The House of Representatives is the natural place for a countermovement. The House is rooted in local communities, the building blocks of the territorial nation-state. While the media concentrated on the influence of labor unions and Dick Gephardt’s presidential ambitions versus Vice President Al Gore, the bid for fast track could not have been derailed by these forces alone. The Republican Party, the ultimate “party of big business,” holds a majority in the House, and its leaders remain solidly in support of Clinton’s trade policy.

To defeat fast track, a block of Republican members had to form around a more traditional conservative perspective. About one-third of GOP House members can now be counted among its ranks. No vote was taken on fast track. Despite an all-out effort by the White House, GOP leaders, and an army of business lobbyists, the bill was pulled for lack of support. On the earlier vote against extending NAFTA, 83 Republicans had joined 151 Democrats to form a majority.

A poll conducted for the Wall Street journal found that 76 percent of rank-and-file Republicans and 70 percent of independents opposed fast track. Unfortunately, the Republican half of the nationalist coalition in Congress has not yet gelled sufficiently to produce consistent majorities in the face of a party leadership still heavily influenced by liberal philosophy and transnational interest groups.
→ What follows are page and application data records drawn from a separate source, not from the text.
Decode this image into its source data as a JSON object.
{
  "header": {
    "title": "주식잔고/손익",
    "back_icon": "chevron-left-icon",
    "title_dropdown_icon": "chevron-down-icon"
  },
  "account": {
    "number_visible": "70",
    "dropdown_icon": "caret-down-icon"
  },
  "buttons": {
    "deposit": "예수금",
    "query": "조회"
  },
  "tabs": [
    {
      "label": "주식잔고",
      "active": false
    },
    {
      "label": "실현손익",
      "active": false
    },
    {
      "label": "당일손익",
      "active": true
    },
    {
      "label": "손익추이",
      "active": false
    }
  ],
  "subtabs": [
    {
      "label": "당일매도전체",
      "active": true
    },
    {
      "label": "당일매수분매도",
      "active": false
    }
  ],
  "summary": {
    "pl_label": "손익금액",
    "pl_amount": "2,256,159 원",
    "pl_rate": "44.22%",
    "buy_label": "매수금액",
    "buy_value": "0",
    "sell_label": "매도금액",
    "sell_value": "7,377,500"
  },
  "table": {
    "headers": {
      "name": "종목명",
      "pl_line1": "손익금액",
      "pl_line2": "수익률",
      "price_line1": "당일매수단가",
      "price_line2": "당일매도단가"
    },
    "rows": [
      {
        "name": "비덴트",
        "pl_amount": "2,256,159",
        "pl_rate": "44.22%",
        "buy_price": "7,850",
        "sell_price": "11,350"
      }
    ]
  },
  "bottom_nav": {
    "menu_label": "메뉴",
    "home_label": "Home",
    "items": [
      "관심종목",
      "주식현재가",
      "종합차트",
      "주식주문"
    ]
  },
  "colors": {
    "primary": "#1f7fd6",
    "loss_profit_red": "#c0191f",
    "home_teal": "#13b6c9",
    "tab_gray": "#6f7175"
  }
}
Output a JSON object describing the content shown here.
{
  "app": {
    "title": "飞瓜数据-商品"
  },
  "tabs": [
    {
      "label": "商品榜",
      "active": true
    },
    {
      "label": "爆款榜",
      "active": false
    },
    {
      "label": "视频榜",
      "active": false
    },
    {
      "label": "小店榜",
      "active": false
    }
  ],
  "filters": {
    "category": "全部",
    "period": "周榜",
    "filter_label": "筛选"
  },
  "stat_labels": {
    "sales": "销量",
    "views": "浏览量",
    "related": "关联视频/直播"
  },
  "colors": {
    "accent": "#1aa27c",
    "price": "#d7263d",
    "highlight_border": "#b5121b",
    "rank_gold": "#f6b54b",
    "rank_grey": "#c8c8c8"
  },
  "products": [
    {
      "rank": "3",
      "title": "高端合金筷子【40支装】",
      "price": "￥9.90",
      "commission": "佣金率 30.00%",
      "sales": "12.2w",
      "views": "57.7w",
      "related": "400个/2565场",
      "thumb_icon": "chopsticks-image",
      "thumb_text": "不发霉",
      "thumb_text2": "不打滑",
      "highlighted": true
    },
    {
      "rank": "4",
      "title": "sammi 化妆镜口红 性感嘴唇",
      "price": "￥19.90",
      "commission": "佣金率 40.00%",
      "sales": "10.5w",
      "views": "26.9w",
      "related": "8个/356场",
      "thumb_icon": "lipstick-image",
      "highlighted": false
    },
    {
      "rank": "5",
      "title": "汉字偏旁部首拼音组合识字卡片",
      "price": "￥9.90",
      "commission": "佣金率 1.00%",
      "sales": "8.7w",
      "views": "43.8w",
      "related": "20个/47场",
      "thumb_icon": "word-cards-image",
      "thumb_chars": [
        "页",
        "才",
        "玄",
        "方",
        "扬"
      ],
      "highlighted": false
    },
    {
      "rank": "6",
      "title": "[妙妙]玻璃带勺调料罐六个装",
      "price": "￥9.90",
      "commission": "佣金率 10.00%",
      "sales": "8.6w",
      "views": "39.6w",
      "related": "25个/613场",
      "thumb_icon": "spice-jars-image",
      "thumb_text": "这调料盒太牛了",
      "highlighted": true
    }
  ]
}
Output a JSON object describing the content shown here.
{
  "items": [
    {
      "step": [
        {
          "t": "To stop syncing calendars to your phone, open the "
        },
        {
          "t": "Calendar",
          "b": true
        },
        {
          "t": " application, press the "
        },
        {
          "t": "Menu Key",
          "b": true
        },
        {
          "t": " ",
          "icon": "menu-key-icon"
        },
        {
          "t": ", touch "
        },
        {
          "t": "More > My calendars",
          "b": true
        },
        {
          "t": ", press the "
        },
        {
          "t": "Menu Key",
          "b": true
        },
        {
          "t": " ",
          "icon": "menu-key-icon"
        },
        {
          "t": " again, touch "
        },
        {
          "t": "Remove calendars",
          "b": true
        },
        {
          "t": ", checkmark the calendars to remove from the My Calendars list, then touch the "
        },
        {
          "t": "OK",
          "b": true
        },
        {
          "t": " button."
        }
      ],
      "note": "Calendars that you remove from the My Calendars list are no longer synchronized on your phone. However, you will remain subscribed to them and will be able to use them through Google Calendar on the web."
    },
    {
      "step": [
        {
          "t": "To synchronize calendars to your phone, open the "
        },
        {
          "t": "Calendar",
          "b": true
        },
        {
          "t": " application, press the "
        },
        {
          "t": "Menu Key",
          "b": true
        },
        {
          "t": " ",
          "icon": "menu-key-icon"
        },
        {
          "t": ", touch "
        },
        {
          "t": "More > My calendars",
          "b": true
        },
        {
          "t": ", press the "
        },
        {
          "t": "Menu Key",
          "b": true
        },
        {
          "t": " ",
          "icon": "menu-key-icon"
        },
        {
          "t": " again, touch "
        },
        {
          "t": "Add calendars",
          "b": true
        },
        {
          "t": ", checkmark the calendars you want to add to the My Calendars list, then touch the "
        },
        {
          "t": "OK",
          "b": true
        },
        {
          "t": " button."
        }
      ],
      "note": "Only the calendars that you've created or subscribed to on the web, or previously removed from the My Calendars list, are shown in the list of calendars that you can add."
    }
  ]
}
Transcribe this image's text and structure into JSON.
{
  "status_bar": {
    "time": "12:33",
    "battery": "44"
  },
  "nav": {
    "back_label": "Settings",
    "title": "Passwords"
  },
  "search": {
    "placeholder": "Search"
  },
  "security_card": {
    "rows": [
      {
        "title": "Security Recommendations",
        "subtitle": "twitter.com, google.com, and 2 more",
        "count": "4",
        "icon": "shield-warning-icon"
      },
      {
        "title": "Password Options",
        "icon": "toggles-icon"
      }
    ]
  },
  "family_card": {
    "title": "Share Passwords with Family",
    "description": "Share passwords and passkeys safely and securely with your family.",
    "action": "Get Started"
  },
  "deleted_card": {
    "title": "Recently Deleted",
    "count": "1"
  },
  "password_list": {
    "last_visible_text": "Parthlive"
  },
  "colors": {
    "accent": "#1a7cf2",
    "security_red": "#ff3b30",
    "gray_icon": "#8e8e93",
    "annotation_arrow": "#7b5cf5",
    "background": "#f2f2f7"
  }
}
The data clearly show that the mounting trade deficits under Clinton have harmed the American economy, slowing growth and holding down incomes. With the crash in Asian markets making hash of the assumptions underlying the President’s policies, the opportunity brightens for the nationalist coalition to solidity and make Clinton the lame duck he deserves to be. The open question is whether a presidential candidate will emerge by 2000 to carry the nationalist perspective to the White House, or whether the U.S. House will have to go it alone.